─── DATA FOR THIS EXERCISE

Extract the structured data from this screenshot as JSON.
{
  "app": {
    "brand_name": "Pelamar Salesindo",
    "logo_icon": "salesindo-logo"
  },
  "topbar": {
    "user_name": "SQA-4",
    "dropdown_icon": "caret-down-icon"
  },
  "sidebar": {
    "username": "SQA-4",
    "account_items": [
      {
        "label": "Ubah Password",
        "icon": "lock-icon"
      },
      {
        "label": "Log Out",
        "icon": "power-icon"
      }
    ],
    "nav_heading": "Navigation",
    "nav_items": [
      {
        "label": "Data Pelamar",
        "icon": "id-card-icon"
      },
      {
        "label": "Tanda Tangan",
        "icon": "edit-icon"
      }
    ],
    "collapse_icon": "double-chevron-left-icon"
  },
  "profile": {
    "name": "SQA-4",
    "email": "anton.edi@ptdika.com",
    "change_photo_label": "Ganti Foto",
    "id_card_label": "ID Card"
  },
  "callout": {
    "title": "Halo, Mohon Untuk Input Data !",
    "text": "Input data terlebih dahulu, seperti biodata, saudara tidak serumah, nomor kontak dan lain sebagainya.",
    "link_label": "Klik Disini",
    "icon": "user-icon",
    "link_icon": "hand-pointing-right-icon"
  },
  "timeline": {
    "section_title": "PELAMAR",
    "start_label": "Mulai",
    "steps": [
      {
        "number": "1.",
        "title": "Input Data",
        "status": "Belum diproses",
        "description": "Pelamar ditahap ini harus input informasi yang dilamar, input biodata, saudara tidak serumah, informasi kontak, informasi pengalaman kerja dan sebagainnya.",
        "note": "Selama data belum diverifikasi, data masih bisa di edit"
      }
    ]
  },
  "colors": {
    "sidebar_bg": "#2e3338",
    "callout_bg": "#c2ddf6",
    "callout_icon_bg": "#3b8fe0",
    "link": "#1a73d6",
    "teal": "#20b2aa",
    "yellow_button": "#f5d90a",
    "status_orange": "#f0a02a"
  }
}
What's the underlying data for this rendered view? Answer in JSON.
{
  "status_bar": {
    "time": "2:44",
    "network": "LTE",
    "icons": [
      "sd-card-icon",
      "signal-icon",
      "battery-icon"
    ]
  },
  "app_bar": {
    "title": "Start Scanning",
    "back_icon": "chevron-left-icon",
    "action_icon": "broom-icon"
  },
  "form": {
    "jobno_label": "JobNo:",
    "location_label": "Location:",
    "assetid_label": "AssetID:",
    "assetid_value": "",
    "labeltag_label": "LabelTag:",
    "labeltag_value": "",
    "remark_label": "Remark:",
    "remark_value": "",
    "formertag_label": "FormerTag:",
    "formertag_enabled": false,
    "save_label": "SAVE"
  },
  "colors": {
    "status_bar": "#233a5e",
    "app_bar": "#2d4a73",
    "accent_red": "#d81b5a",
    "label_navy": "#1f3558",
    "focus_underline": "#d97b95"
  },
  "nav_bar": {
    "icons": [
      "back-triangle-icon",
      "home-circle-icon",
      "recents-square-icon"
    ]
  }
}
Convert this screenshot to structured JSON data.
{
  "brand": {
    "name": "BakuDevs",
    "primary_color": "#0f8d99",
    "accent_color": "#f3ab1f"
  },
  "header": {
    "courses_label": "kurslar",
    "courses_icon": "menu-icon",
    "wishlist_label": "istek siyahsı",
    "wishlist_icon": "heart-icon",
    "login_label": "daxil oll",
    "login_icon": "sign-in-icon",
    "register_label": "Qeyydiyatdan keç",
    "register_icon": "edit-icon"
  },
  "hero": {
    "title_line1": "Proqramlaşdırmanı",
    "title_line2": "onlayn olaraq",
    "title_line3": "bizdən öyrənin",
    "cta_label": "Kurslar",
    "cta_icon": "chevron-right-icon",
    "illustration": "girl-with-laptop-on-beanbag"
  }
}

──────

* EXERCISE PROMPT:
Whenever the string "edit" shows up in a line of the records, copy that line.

* TASK OUTPUT:
        "icon": "edit-icon"
        "note": "Selama data belum diverifikasi, data masih bisa di edit"
    "register_icon": "edit-icon"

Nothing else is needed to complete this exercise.